Spirited Away (2001) is the closest thing to a horror picture Miyazaki has made to date. H.P. Lovecraft himself would’ve liked this, with its extradimensional shadow world of grotesque frog creatures, river spirits, devils and other amorphous menaces. When Chihiro’s parents are transformed into pigs after foolishly eating food from a ghostly restaurant, she must hide among the spirit folk, passing into their weird realm to save her parents from a witch’s clutches. This Oscar winner for best animated feature provides a tour of Japanese myth, legend and fairy lore that’s not to be missed.

3. Princess Mononoke

This movie doesn’t miss second place by much. Miyazaki can always be counted on for strong female characters and gynocentric story lines, and Princess Mononoke (1997) is one of his best examples. He repeatedly returns to themes of preservation as well, with new ways threatening the old. This film’s title character is like a female Tarzan: Raised by wolves (that talk, sort of) and just as dangerous, Mononoke fights to protect a vanishing world of magical creatures against preindustrial human encroachment. Suffering a similar fate is Ashitaka, a member of an indigenous human tribe. A curse put upon him by forest spirits forces him into the middle of the conflict, and he tries to help Mononoke in her struggle. This action-packed film is not at all for kids.

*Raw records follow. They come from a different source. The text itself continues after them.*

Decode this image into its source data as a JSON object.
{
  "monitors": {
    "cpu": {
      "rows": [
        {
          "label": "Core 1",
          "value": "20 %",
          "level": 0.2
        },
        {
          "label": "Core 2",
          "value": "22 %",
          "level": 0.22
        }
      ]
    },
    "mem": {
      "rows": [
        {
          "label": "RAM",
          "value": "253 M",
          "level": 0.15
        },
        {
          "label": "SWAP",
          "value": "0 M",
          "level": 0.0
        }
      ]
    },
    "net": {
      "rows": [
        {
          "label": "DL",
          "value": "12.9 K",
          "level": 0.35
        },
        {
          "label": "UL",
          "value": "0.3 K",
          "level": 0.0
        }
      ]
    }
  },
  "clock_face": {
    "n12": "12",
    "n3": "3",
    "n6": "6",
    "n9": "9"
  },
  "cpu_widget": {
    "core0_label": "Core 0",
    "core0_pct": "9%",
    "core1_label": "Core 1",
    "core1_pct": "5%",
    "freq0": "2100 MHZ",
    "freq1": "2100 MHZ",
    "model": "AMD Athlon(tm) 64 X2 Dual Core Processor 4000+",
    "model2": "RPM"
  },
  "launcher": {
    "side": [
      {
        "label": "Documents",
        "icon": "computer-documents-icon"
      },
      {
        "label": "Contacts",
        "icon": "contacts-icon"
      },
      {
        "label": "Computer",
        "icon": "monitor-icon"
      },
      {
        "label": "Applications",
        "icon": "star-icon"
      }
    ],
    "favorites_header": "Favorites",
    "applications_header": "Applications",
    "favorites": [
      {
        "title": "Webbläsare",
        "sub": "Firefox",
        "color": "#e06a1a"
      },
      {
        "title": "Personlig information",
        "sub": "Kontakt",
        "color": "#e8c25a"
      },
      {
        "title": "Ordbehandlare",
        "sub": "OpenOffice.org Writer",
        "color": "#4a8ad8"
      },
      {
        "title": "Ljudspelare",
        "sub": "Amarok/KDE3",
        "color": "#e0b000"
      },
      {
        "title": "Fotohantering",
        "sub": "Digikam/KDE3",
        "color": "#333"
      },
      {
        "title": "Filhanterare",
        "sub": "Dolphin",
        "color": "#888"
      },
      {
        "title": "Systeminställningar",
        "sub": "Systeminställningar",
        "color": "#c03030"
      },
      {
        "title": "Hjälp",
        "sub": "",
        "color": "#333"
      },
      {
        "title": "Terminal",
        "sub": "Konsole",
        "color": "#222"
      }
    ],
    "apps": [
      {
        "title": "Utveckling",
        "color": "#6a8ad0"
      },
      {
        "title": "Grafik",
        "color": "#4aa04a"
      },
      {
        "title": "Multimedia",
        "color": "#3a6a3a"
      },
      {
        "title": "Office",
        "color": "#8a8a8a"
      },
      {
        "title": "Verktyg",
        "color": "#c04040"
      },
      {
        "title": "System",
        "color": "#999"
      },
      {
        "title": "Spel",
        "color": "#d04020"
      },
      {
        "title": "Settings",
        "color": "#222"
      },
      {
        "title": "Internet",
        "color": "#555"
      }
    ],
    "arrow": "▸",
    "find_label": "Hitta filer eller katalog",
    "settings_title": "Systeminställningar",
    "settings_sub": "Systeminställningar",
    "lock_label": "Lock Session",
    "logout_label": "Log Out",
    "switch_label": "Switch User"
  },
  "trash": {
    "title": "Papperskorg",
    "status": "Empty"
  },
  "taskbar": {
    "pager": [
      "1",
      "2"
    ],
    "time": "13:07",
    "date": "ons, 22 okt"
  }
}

4. My Neighbor Totoro

Shifting gears here, I also really love My Neighbor Totoro (1988), the Miyazaki film that finally caught America’s (and Disney’s) attention. It’s pure fantasy for children about magical creatures, or kami, who live in sacred trees and other enchanted spaces. Totoro and his minions meet two little girls who have moved from overcrowded Tokyo to the countryside, where their mother is in treatment for an illness. When Mom suffers an emergency, the youngest daughter sets out for the hospital on her own, gets hopelessly lost and is sought by her older sister with the help of Totoro and an enormous cat that is also a bus. This fun Alice in Wonderland–style adventure is trippy, cute and your kids’ next favorite film.

5. From Up on Poppy Hill

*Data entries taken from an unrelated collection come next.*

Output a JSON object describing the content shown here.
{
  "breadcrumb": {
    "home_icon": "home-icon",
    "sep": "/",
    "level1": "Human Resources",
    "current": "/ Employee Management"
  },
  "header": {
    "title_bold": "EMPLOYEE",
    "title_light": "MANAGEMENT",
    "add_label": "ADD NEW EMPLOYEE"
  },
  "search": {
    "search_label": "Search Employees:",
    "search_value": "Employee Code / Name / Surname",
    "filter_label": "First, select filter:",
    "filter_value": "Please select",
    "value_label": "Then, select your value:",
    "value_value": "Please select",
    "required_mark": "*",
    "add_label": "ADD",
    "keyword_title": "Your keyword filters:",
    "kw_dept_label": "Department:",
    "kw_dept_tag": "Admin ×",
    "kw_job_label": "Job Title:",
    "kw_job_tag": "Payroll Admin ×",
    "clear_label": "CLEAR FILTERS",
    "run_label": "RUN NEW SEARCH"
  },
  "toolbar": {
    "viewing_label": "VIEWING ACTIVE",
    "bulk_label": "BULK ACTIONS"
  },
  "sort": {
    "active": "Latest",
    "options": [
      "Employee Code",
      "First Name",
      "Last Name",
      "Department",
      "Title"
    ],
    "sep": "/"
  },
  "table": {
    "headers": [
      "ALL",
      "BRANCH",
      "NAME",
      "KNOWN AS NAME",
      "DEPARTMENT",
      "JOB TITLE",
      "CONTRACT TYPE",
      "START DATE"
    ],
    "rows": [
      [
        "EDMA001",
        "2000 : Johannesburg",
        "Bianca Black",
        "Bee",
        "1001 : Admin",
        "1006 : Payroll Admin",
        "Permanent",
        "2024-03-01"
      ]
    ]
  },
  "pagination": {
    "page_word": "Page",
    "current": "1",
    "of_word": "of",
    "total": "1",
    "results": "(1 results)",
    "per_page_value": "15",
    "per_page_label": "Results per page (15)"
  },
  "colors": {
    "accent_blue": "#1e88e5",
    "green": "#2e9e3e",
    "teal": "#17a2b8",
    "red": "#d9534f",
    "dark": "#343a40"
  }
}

Reflecting yet another genre of storytelling at which Miyazaki excels, From Up on Poppy Hill (2011) may disappoint his more action-oriented fans, but if heartwarming romance is your thing, this one’s for you. Written by Miyazaki and Keiko Niwa and directed by Miyazaki’s son Goro, this lovely film looks back at the life of a Yokohama teenager who awakens to romance as Tokyo prepares to host the 1964 summer Olympics. Her father was lost at sea years ago, and the maritime signal flags she habitually raises daily to guide him home attract the attention of a boy from her high school. Love blossoms, but one big problem threatens to keep the pair apart. It’s touching, nostalgic, innocent and beautifully shot.

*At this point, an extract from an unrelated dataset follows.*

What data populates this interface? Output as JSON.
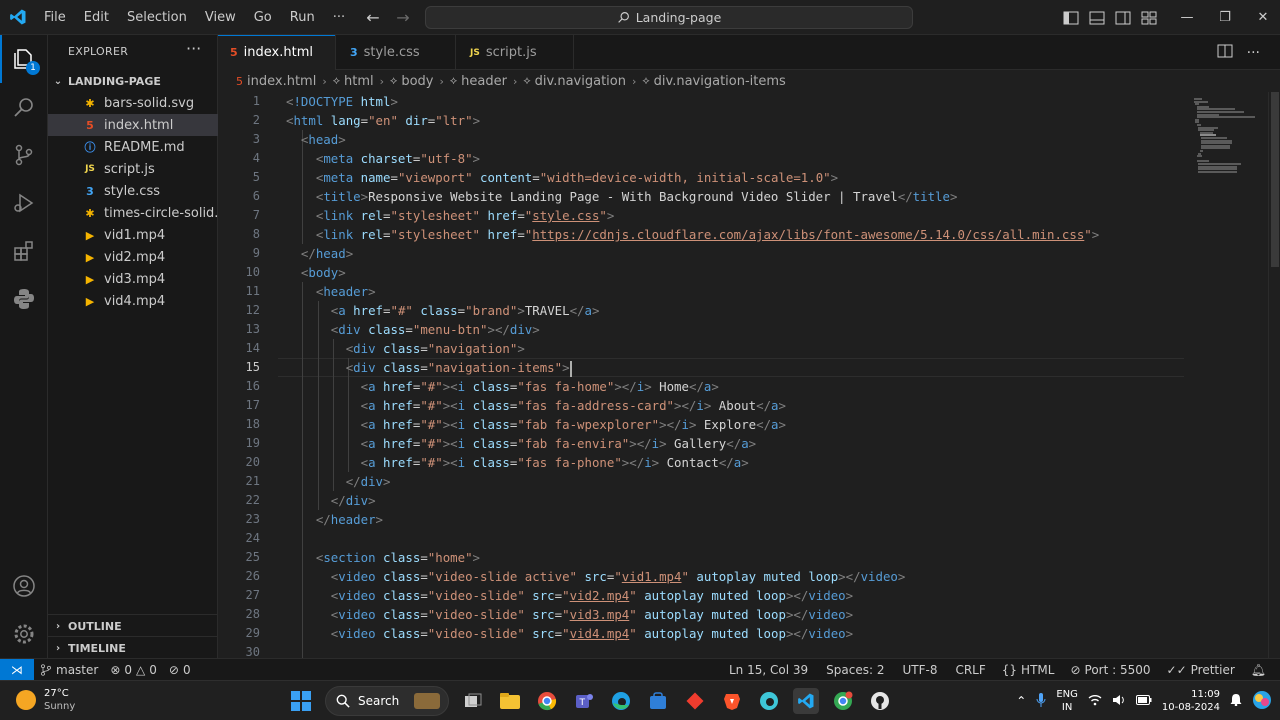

There you have it: five golden offerings from my favorite filmmaker (really, you can’t go wrong with any Miyazaki movie). But there’s more: Miyazaki’s retirement announcement in 2013—his sixth such promise—has now been subverted by word of his next post-retirement project, “Boro the Caterpillar,” an all-CG short (a first for the director). And Miyazaki fans who find themselves in Tokyo should check out the Studio Ghibli Museum in nearby Mitaka. It’s not an amusement park, but it is a great place to visit for fun exhibits and cool merch. It even has its own beer! So happy birthday, Miyazaki-sama! You’ve made me a happy geek for many years.

Feature Photo: Everett Collection